### WORK INSTRUCTIONS
Retype the records below so that each one matches exactly.
[Opening DATASET EXCERPTS section]
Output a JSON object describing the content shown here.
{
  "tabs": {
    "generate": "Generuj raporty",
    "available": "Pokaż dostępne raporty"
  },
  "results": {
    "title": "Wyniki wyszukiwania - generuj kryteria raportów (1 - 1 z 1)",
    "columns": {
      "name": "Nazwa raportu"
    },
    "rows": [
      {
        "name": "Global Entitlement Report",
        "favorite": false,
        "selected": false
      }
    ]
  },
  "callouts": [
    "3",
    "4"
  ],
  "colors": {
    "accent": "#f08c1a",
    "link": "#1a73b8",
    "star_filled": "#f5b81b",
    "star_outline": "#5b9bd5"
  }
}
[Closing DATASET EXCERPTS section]
### EXERCISE SOLUTION
Output a JSON object describing the content shown here.
{
  "tabs": {
    "generate": "Generuj raporty",
    "available": "Pokaż dostępne raporty"
  },
  "results": {
    "title": "Wyniki wyszukiwania - generuj kryteria raportów (1 - 1 z 1)",
    "columns": {
      "name": "Nazwa raportu"
    },
    "rows": [
      {
        "name": "Global Entitlement Report",
        "favorite": false,
        "selected": false
      }
    ]
  },
  "callouts": [
    "3",
    "4"
  ],
  "colors": {
    "accent": "#f08c1a",
    "link": "#1a73b8",
    "star_filled": "#f5b81b",
    "star_outline": "#5b9bd5"
  }
}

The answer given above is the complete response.